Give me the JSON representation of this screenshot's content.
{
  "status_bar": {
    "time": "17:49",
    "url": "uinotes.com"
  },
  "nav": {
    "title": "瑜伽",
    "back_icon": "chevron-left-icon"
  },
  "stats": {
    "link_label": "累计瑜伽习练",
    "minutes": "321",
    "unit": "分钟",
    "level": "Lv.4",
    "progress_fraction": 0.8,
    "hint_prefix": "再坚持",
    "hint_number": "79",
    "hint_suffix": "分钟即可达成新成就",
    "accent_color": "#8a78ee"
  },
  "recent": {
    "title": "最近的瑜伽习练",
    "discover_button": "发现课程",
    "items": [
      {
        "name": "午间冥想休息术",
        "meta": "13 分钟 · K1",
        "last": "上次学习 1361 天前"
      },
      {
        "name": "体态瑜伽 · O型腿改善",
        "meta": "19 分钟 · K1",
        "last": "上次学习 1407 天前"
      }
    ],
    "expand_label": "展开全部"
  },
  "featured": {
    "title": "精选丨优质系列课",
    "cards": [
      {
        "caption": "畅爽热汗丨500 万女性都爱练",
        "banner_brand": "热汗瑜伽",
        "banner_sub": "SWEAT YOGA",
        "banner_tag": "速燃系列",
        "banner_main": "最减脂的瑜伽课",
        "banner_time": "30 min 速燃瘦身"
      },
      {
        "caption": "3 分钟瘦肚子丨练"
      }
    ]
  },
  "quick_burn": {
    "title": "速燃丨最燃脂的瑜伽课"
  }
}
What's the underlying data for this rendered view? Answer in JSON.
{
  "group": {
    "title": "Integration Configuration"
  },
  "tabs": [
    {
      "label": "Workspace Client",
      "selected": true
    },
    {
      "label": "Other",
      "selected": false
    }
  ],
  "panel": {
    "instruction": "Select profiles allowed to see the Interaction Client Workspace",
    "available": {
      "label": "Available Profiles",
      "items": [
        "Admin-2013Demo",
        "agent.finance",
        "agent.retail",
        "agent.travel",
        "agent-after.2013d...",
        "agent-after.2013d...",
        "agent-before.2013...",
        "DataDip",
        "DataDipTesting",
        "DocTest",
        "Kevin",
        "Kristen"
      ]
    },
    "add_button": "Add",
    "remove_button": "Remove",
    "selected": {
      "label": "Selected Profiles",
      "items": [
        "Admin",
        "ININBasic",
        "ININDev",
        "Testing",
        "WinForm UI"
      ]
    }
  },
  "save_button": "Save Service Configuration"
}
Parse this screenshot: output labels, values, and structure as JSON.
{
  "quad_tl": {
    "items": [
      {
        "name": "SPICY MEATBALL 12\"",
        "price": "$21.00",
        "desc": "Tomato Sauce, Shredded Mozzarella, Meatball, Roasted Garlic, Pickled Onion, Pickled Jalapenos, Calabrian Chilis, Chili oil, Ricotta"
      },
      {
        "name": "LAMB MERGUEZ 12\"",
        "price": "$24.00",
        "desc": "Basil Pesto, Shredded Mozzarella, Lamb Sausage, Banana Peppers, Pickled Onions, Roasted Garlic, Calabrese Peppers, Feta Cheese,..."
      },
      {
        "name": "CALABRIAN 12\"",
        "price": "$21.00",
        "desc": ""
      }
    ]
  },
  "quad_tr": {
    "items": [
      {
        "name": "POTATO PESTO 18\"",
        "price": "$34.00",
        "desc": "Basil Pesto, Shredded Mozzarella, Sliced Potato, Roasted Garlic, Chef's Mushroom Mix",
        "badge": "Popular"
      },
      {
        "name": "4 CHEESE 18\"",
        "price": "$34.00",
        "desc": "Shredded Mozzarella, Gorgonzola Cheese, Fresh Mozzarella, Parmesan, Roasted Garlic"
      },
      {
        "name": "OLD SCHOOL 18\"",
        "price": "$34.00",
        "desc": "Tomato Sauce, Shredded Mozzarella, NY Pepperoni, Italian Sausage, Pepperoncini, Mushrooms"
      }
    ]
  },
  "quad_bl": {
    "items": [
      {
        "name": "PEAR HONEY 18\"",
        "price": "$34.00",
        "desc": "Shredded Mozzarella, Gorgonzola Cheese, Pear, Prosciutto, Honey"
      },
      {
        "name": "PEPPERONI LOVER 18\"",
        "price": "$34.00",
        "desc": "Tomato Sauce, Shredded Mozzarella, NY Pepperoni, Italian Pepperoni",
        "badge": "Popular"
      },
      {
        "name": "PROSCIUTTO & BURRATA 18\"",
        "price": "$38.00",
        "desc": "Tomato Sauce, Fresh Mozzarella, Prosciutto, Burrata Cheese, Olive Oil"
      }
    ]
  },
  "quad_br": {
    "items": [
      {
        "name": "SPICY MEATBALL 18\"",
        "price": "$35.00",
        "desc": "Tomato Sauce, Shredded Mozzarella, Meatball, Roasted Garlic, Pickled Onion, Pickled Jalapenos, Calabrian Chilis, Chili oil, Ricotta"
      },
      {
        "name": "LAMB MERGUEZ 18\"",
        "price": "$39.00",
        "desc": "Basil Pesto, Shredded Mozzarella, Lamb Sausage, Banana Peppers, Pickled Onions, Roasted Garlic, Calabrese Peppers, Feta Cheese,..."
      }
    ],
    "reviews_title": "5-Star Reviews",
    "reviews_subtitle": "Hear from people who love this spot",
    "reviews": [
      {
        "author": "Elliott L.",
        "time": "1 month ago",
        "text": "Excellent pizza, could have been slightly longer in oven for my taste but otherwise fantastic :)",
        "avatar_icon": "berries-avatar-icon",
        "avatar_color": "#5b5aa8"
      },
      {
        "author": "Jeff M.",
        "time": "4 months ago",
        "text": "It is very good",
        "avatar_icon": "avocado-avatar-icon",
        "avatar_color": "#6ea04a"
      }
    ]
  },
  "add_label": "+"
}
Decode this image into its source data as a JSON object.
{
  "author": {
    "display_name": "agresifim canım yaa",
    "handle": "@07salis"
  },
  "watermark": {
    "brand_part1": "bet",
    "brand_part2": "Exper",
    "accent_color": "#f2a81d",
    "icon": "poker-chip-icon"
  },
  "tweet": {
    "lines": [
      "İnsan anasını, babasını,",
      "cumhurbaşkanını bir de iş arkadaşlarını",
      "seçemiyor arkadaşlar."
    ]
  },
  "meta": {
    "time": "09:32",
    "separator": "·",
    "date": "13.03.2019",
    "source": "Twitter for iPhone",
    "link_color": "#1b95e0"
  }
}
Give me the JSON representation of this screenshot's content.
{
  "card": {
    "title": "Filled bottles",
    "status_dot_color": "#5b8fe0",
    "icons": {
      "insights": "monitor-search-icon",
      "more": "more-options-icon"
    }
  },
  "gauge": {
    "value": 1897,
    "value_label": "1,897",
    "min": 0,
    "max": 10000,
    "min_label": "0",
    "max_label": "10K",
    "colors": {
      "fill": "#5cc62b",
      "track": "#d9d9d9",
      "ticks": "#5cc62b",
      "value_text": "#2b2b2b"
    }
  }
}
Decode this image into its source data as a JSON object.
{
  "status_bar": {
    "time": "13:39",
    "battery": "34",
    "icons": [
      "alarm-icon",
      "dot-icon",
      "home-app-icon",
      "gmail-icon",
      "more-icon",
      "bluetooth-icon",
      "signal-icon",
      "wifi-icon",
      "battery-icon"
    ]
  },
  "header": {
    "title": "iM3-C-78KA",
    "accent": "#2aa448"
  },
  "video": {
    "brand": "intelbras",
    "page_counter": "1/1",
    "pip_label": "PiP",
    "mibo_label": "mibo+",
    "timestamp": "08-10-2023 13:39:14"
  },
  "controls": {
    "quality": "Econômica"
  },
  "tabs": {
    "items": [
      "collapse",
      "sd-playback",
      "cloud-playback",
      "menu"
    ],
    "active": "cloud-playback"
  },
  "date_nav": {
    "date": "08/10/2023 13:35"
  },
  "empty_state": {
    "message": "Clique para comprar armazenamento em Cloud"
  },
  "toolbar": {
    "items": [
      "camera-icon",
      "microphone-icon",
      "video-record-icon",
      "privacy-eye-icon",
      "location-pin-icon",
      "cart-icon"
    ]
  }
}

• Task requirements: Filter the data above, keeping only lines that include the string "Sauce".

• Result of this task:
        "desc": "Tomato Sauce, Shredded Mozzarella, Meatball, Roasted Garlic, Pickled Onion, Pickled Jalapenos, Calabrian Chilis, Chili oil, Ricotta"
        "desc": "Tomato Sauce, Shredded Mozzarella, NY Pepperoni, Italian Sausage, Pepperoncini, Mushrooms"
        "desc": "Tomato Sauce, Shredded Mozzarella, NY Pepperoni, Italian Pepperoni",
        "desc": "Tomato Sauce, Fresh Mozzarella, Prosciutto, Burrata Cheese, Olive Oil"
        "desc": "Tomato Sauce, Shredded Mozzarella, Meatball, Roasted Garlic, Pickled Onion, Pickled Jalapenos, Calabrian Chilis, Chili oil, Ricotta"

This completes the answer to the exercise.